◆ WHAT THE EXERCISE ASKS: Give every line of the data again, exactly as it is written.

-----

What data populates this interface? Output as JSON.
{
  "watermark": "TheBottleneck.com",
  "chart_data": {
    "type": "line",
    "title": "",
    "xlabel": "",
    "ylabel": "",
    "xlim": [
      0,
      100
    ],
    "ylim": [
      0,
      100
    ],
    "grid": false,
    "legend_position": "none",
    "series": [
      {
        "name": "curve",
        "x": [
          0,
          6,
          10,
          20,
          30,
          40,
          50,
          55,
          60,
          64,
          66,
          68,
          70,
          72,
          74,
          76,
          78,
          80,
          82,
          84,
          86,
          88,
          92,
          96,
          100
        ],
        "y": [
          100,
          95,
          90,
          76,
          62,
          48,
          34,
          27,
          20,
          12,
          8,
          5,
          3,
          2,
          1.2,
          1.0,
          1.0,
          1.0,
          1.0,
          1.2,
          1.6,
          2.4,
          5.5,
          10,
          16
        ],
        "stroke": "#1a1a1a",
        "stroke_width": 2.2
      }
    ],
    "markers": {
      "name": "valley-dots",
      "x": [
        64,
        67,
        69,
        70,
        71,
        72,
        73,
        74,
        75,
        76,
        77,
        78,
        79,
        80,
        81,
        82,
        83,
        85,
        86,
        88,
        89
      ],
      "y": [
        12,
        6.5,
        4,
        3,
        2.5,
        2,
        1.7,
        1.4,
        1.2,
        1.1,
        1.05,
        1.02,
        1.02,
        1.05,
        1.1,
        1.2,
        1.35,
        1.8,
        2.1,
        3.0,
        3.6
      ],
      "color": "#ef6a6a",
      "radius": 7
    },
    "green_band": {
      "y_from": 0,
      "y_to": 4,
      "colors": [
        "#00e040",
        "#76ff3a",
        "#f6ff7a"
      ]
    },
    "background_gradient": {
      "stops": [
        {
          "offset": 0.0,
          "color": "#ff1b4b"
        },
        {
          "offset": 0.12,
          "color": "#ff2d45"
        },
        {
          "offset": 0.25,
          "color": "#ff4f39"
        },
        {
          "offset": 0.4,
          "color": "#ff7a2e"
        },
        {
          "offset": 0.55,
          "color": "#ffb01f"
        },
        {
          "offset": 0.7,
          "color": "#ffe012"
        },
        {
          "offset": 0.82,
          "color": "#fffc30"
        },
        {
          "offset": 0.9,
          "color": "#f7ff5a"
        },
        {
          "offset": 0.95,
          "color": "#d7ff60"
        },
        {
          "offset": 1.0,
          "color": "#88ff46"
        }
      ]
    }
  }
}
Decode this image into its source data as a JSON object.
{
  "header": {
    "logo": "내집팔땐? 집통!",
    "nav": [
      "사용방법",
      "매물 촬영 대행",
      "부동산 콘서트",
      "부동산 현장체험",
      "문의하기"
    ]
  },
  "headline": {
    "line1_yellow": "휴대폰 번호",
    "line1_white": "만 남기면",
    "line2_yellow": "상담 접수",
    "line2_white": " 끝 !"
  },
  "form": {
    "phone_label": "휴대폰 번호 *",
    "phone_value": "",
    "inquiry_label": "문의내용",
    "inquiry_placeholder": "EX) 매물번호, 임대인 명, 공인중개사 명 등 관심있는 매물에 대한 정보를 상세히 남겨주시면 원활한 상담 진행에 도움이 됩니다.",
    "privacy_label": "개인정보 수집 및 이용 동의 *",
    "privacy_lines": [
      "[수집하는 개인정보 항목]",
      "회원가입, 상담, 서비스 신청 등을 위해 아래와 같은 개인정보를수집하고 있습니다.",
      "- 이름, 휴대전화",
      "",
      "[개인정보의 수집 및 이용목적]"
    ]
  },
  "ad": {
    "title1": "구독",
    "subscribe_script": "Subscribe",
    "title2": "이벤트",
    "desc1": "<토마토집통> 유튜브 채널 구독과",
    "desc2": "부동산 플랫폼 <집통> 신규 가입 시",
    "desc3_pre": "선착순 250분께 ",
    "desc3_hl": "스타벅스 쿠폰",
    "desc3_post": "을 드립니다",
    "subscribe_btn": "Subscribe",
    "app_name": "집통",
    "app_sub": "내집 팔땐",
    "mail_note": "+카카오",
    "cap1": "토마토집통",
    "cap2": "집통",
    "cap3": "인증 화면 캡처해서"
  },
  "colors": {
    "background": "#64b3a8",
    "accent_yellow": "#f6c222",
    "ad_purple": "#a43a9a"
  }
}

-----

◆ THE COMPLETED TASK:
What data populates this interface? Output as JSON.
{
  "watermark": "TheBottleneck.com",
  "chart_data": {
    "type": "line",
    "title": "",
    "xlabel": "",
    "ylabel": "",
    "xlim": [
      0,
      100
    ],
    "ylim": [
      0,
      100
    ],
    "grid": false,
    "legend_position": "none",
    "series": [
      {
        "name": "curve",
        "x": [
          0,
          6,
          10,
          20,
          30,
          40,
          50,
          55,
          60,
          64,
          66,
          68,
          70,
          72,
          74,
          76,
          78,
          80,
          82,
          84,
          86,
          88,
          92,
          96,
          100
        ],
        "y": [
          100,
          95,
          90,
          76,
          62,
          48,
          34,
          27,
          20,
          12,
          8,
          5,
          3,
          2,
          1.2,
          1.0,
          1.0,
          1.0,
          1.0,
          1.2,
          1.6,
          2.4,
          5.5,
          10,
          16
        ],
        "stroke": "#1a1a1a",
        "stroke_width": 2.2
      }
    ],
    "markers": {
      "name": "valley-dots",
      "x": [
        64,
        67,
        69,
        70,
        71,
        72,
        73,
        74,
        75,
        76,
        77,
        78,
        79,
        80,
        81,
        82,
        83,
        85,
        86,
        88,
        89
      ],
      "y": [
        12,
        6.5,
        4,
        3,
        2.5,
        2,
        1.7,
        1.4,
        1.2,
        1.1,
        1.05,
        1.02,
        1.02,
        1.05,
        1.1,
        1.2,
        1.35,
        1.8,
        2.1,
        3.0,
        3.6
      ],
      "color": "#ef6a6a",
      "radius": 7
    },
    "green_band": {
      "y_from": 0,
      "y_to": 4,
      "colors": [
        "#00e040",
        "#76ff3a",
        "#f6ff7a"
      ]
    },
    "background_gradient": {
      "stops": [
        {
          "offset": 0.0,
          "color": "#ff1b4b"
        },
        {
          "offset": 0.12,
          "color": "#ff2d45"
        },
        {
          "offset": 0.25,
          "color": "#ff4f39"
        },
        {
          "offset": 0.4,
          "color": "#ff7a2e"
        },
        {
          "offset": 0.55,
          "color": "#ffb01f"
        },
        {
          "offset": 0.7,
          "color": "#ffe012"
        },
        {
          "offset": 0.82,
          "color": "#fffc30"
        },
        {
          "offset": 0.9,
          "color": "#f7ff5a"
        },
        {
          "offset": 0.95,
          "color": "#d7ff60"
        },
        {
          "offset": 1.0,
          "color": "#88ff46"
        }
      ]
    }
  }
}
Decode this image into its source data as a JSON object.
{
  "header": {
    "logo": "내집팔땐? 집통!",
    "nav": [
      "사용방법",
      "매물 촬영 대행",
      "부동산 콘서트",
      "부동산 현장체험",
      "문의하기"
    ]
  },
  "headline": {
    "line1_yellow": "휴대폰 번호",
    "line1_white": "만 남기면",
    "line2_yellow": "상담 접수",
    "line2_white": " 끝 !"
  },
  "form": {
    "phone_label": "휴대폰 번호 *",
    "phone_value": "",
    "inquiry_label": "문의내용",
    "inquiry_placeholder": "EX) 매물번호, 임대인 명, 공인중개사 명 등 관심있는 매물에 대한 정보를 상세히 남겨주시면 원활한 상담 진행에 도움이 됩니다.",
    "privacy_label": "개인정보 수집 및 이용 동의 *",
    "privacy_lines": [
      "[수집하는 개인정보 항목]",
      "회원가입, 상담, 서비스 신청 등을 위해 아래와 같은 개인정보를수집하고 있습니다.",
      "- 이름, 휴대전화",
      "",
      "[개인정보의 수집 및 이용목적]"
    ]
  },
  "ad": {
    "title1": "구독",
    "subscribe_script": "Subscribe",
    "title2": "이벤트",
    "desc1": "<토마토집통> 유튜브 채널 구독과",
    "desc2": "부동산 플랫폼 <집통> 신규 가입 시",
    "desc3_pre": "선착순 250분께 ",
    "desc3_hl": "스타벅스 쿠폰",
    "desc3_post": "을 드립니다",
    "subscribe_btn": "Subscribe",
    "app_name": "집통",
    "app_sub": "내집 팔땐",
    "mail_note": "+카카오",
    "cap1": "토마토집통",
    "cap2": "집통",
    "cap3": "인증 화면 캡처해서"
  },
  "colors": {
    "background": "#64b3a8",
    "accent_yellow": "#f6c222",
    "ad_purple": "#a43a9a"
  }
}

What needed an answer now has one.